For the culinary industry, the path forward isn’t without challenges. “Getting back to normal” is unlikely to happen anytime soon, if ever. And sadly, many restaurants will not survive.
But for those finding ways to keep business viable, there’s energy in the air, and the glimmer of opportunity to build a more agile, more compassionate food service community. Chefs across the world are trading in old plans, dreams, and recipes for new ones, bringing a renewed creative energy to what comes next.
We’ve never had this much time to plan...ever.Mike Wichrowski

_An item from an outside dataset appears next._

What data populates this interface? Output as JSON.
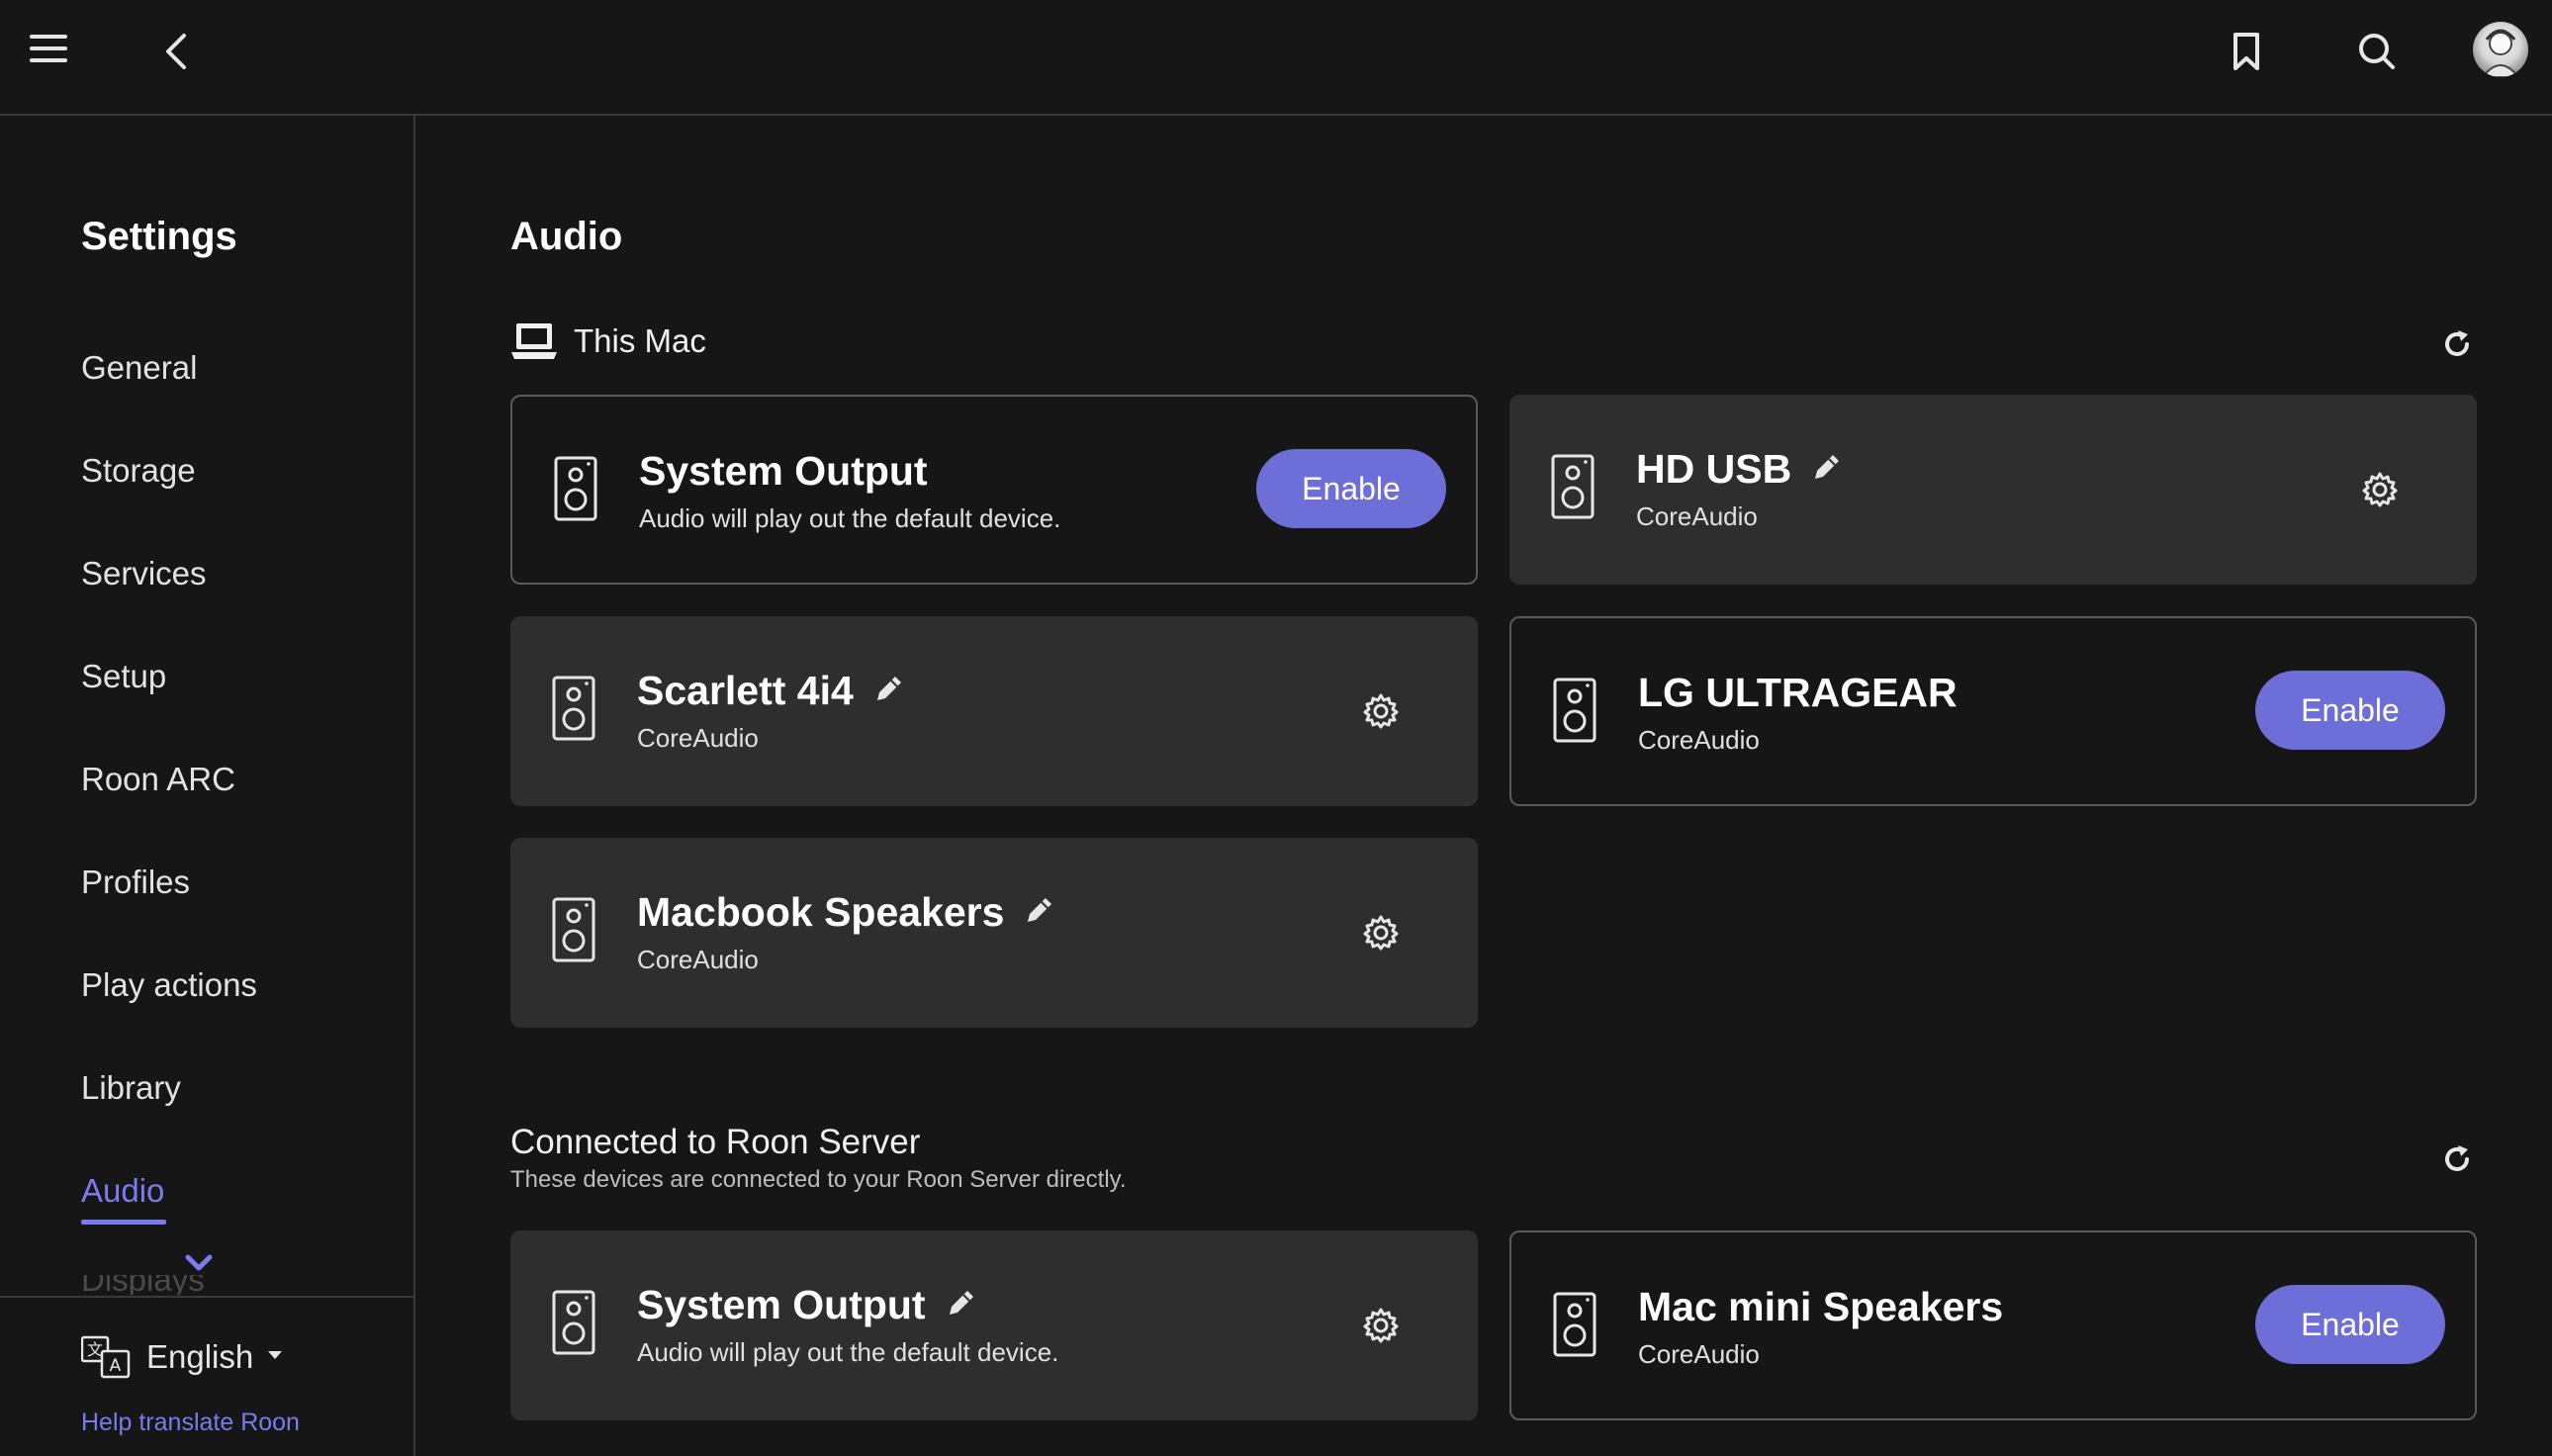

From Chicago, Jill reflects on the core of her work. “I always try to comfort everyone through food,” she says. “As long as I can make people happy through food, that’s really all I can do.”
“I’m not sure I’m saying that I’m happy this is happening,” Dina admits with a hesitant laugh. “[But] we’ve sure grown through this experience. And that story, I think, is going to be really cool to tell.”
Connecting and Reconnecting. In Minor’s, You Have a Partner
As all of us face new challenges in the coming months, our world-class team of chefs is here to help. We represent all segments of the food industry, from independent restaurant owners to operators of large commercial kitchens. We love to tinker, create and problem-solve. And we’re dedicated to providing personalized service for your front- and back-of-house needs, however unique they may be. Consider us part of your mise-en-place. Whether you’re ready to reconnect or partner with us for the first time, we can’t wait to get started.
Update, August 2020: We are saddened to hear of the sudden passing of Chef Jill on August 29. She was, as shines through in her interviews, a vibrant member of her community who brought joy, comfort, and love to everyone she met—especially through her food. We’re so grateful to have gotten to know her for this project. Our thoughts are with Jill’s family and friends, and her community at The Goddess and Grocer.